Items from a data source
|---|
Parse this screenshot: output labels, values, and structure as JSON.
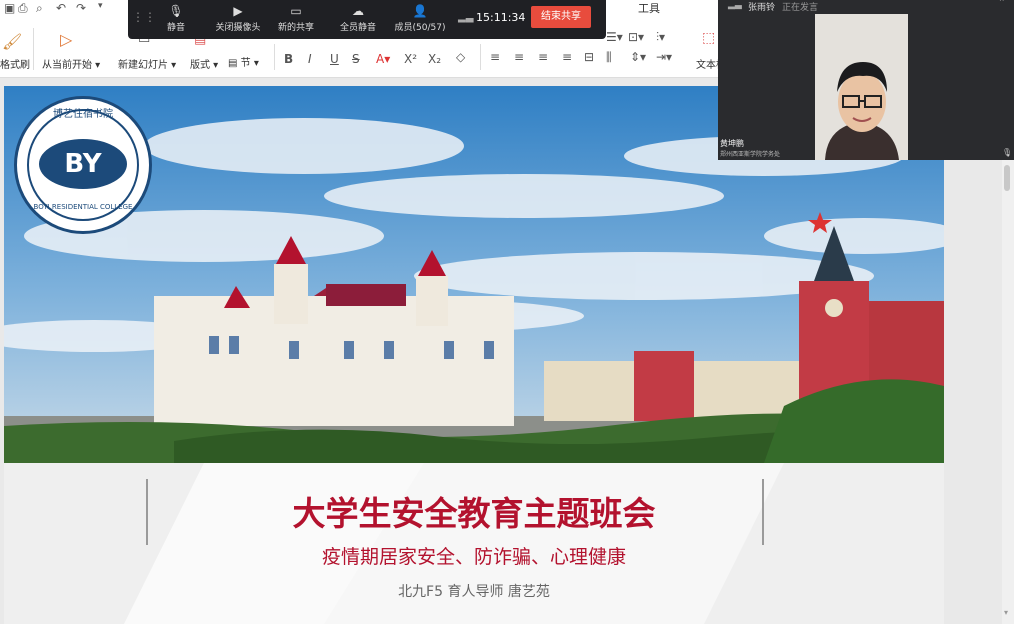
{
  "ribbon": {
    "tab_tools": "工具",
    "format_painter": "格式刷",
    "from_current": "从当前开始",
    "new_slide": "新建幻灯片",
    "layout": "版式",
    "section": "节",
    "text_box": "文本框"
  },
  "meeting_bar": {
    "mute": "静音",
    "camera_off": "关闭摄像头",
    "new_share": "新的共享",
    "mute_all": "全员静音",
    "members": "成员(50/57)",
    "time": "15:11:34",
    "end_share": "结束共享"
  },
  "video": {
    "speaker_name": "张雨铃",
    "speaker_status": "正在发言",
    "participant_name": "黄坤鹏",
    "participant_org": "郑州西亚斯学院学务处"
  },
  "slide": {
    "logo_text": "BY",
    "logo_cn": "博艺住宿书院",
    "logo_en": "BOYI RESIDENTIAL COLLEGE",
    "title": "大学生安全教育主题班会",
    "subtitle": "疫情期居家安全、防诈骗、心理健康",
    "presenter": "北九F5  育人导师  唐艺苑"
  },
  "colors": {
    "accent_red": "#b3122e",
    "end_button": "#e84c3d",
    "meeting_bg": "#1f2024"
  }
}
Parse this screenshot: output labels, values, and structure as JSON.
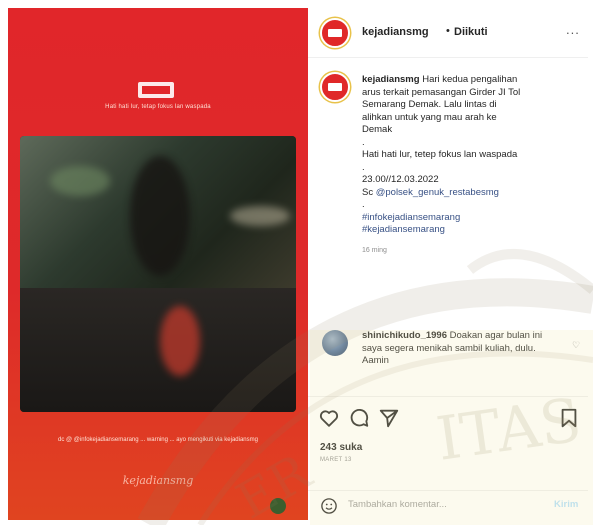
{
  "media": {
    "logo_text": "JADIAN",
    "top_text": "Hati hati lur, tetap fokus lan waspada",
    "video_caption": "",
    "bottom_text": "dc @ @infokejadiansemarang ... warning ... ayo mengikuti via kejadiansmg",
    "signature": "kejadiansmg"
  },
  "post_header": {
    "username": "kejadiansmg",
    "separator": "•",
    "follow_status": "Diikuti",
    "more_label": "..."
  },
  "caption": {
    "username": "kejadiansmg",
    "text_lines": [
      "Hari kedua pengalihan",
      "arus terkait pemasangan Girder JI Tol",
      "Semarang Demak. Lalu lintas di",
      "alihkan untuk yang mau arah ke",
      "Demak"
    ],
    "dot1": ".",
    "line2": "Hati hati lur, tetep fokus lan waspada",
    "dot2": ".",
    "datetime": "23.00//12.03.2022",
    "source_prefix": "Sc ",
    "source_handle": "@polsek_genuk_restabesmg",
    "dot3": ".",
    "hashtag1": "#infokejadiansemarang",
    "hashtag2": "#kejadiansemarang",
    "time_ago": "16 ming"
  },
  "comment": {
    "username": "shinichikudo_1996",
    "text": "Doakan agar bulan ini saya segera menikah sambil kuliah, dulu. Aamin"
  },
  "actions": {
    "likes": "243 suka",
    "date": "MARET 13"
  },
  "add_comment": {
    "placeholder": "Tambahkan komentar...",
    "post_label": "Kirim"
  },
  "watermark": {
    "text": "ITAS",
    "text2": "ER"
  },
  "colors": {
    "brand_red": "#e1262a",
    "link_blue": "#385185",
    "post_button": "#b2dffc"
  }
}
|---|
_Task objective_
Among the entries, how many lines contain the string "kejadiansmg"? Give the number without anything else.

_Response_
4